The “269” standard (1910.269(l)(6)):

  • Requires that workers be trained in the potential hazards of electric arcs and the flames they can produce by igniting other materials in the area.
  • Prohibits workers from wearing clothing that, in the presence of an arc, can potentially increase the extent of injury; that is, if the clothing would ignite and continue to burn, or if it melts on the skin. Thus, workers are generally prohibited from wearing clothing materials made entirely of, or blended with, synthetic materials such as acetate, nylon, polyester, or rayon.

FR Clothing and the “269” Standard. OSHA issued an interpretation memorandumthat provides guidance for complying with the apparel requirements. This memorandum provides information on acceptable types of clothing and on the employer’s assessment of the hazards.

Selecting Appropriate FR Clothing: Clothing made from 100% cotton or wool may be acceptable if its weight is appropriate for the flame and electric arc conditions to which a worker could be exposed. As heat levels increase, these materials will not melt, but they can ignite and continue to burn. The amount of heat required to ignite these materials is dependent upon a number of factors, including the weight, texture, weave, and color of the material. This type of clothing does not comply with the “269” standard if it can ignite (and continue to burn) under the electric arc and flame exposure conditions found at the workplace.

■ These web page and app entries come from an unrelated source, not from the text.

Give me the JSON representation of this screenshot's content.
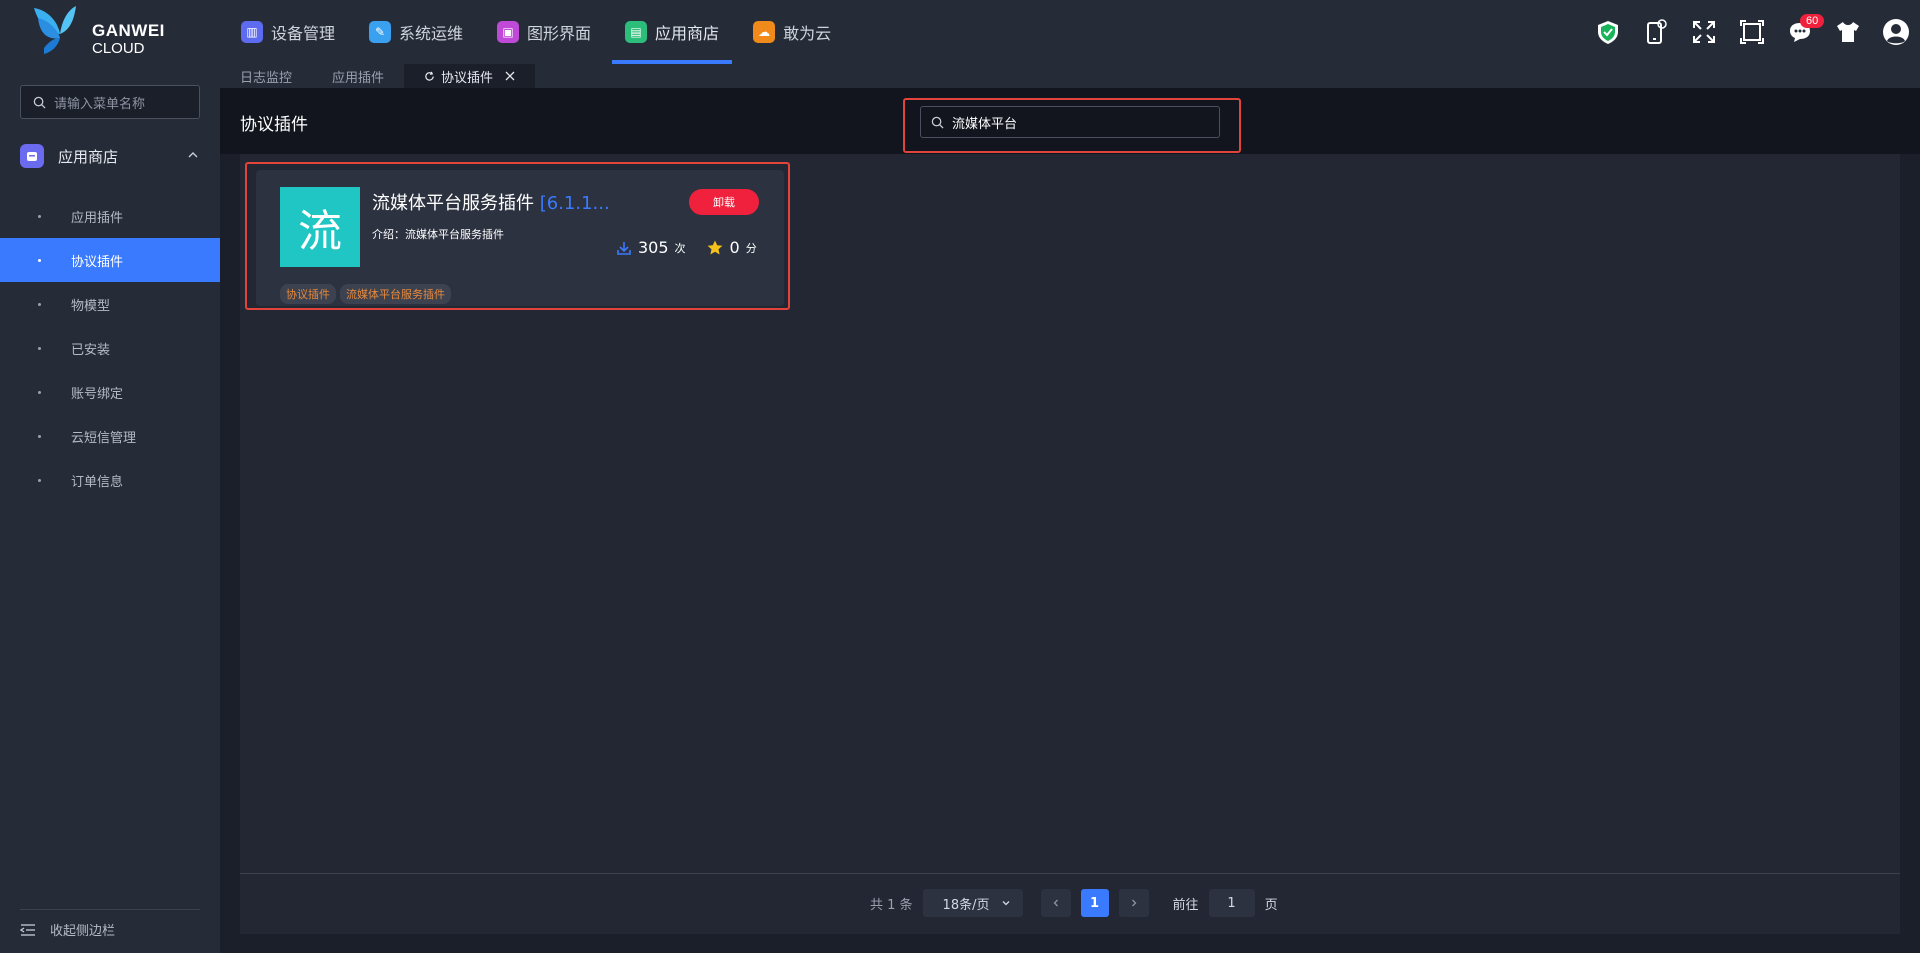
{
  "brand": {
    "line1": "GANWEI",
    "line2": "CLOUD"
  },
  "nav": [
    {
      "label": "设备管理",
      "icon": "device-icon",
      "color": "#5c6bf0"
    },
    {
      "label": "系统运维",
      "icon": "wrench-icon",
      "color": "#3aa0f0"
    },
    {
      "label": "图形界面",
      "icon": "graphics-icon",
      "color": "#c04ad8"
    },
    {
      "label": "应用商店",
      "icon": "store-icon",
      "color": "#2dbd7a",
      "active": true
    },
    {
      "label": "敢为云",
      "icon": "cloud-icon",
      "color": "#f08a1a"
    }
  ],
  "top_icons": [
    "shield-icon",
    "phone-icon",
    "fullscreen-icon",
    "frame-icon",
    "chat-icon",
    "shirt-icon",
    "user-avatar-icon"
  ],
  "notification_count": "60",
  "sidebar": {
    "search_placeholder": "请输入菜单名称",
    "group_label": "应用商店",
    "items": [
      {
        "label": "应用插件"
      },
      {
        "label": "协议插件",
        "active": true
      },
      {
        "label": "物模型"
      },
      {
        "label": "已安装"
      },
      {
        "label": "账号绑定"
      },
      {
        "label": "云短信管理"
      },
      {
        "label": "订单信息"
      }
    ],
    "collapse_label": "收起侧边栏"
  },
  "tabs": [
    {
      "label": "日志监控"
    },
    {
      "label": "应用插件"
    },
    {
      "label": "协议插件",
      "active": true
    }
  ],
  "page": {
    "title": "协议插件",
    "search_value": "流媒体平台"
  },
  "plugin": {
    "icon_char": "流",
    "name": "流媒体平台服务插件",
    "version": "[6.1.1...",
    "desc_label": "介绍：",
    "desc": "流媒体平台服务插件",
    "uninstall_label": "卸载",
    "downloads": "305",
    "downloads_unit": "次",
    "rating": "0",
    "rating_unit": "分",
    "tags": [
      "协议插件",
      "流媒体平台服务插件"
    ]
  },
  "pagination": {
    "total_text": "共 1 条",
    "page_size": "18条/页",
    "current_page": "1",
    "goto_label": "前往",
    "goto_value": "1",
    "page_unit": "页"
  }
}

If they do not choose FR clothing, employers need to make a determination of whether or not the clothing worn by the worker is acceptable under the conditions to which he or she could be exposed. FR clothing is acceptable with respect to the OSHA apparel requirements.

Source: www.osha.gov

Red Kap Contstruction Workwear

Respiratory Protection

A rescue worker wears a respirator in a smokey, toxic atmosphere. Image show the importance of protection readiness and safety.

OSHA requires that employers use PPE, or “personal protective equipment,” to decrease their worker’s exposure to dangers when administrative and engineering manipulations are not viable or effectual with reducing hazardous exposures to acceptable levels. Companies are required to establish whether PPE is necessary to protect their employees.

Atmosphere providing respirators are utilized to supply breathing air from a source different from the surrounding environment. Respirators that provide breathing-air must be of the utmost quality and the equipment must operate reliably. Employers must supply their worker’s with respirators when all other favored methods of shielding workers from breathing impure air has been deemed to be inadequate to decrease the contamination to non-hazardous levels.

Respiratory Protection/Respirator’s Use

Respirators are apparatuses that safeguard employees from inhaling dangerous substances, such as biological, chemical, and radiological agents. These substances may appear in the form of sprays, smoke, mists, fumes, fogs, dust, gases, and airborne vapors. These exposures could cause diseases, lung impairment, cancer, or death. Respirators also guarantee that workers do not inhale air that consists of hazardously low-levels of oxygen or air that is immediately dangerous to life or health, IDLH. In conditions where workers are exposed to hazardous airborne dangers, respirators must “seal off” and segregate the user’s respiratory-system from the tainted environment.

Respirators shield wearers in two fundamental ways:

-An APR, or air-purifying respirator is a respirator that eradicates impurities from the air. This type of respirator includes particulate-respirators that filter out airborne elements, and air purifying respirators with canisters or cartridges that filter out gases and chemicals.

– Other types of respirators protect by providing clean breathable air from another resource. Respirators in this category include airline-respirators, which utilize compressed air from a distant source, and SCBA, self-contained breathing apparatus that include their own air-supply. SAR, or supplied air-respirators, are also used as airline respirators.

When is a Workplace Environment Hazardous?

An atmosphere is harmful if it does not consists of enough oxygen, or if it has radiological, biological, or chemical contaminants in sufficient amounts to put the health of workers in danger.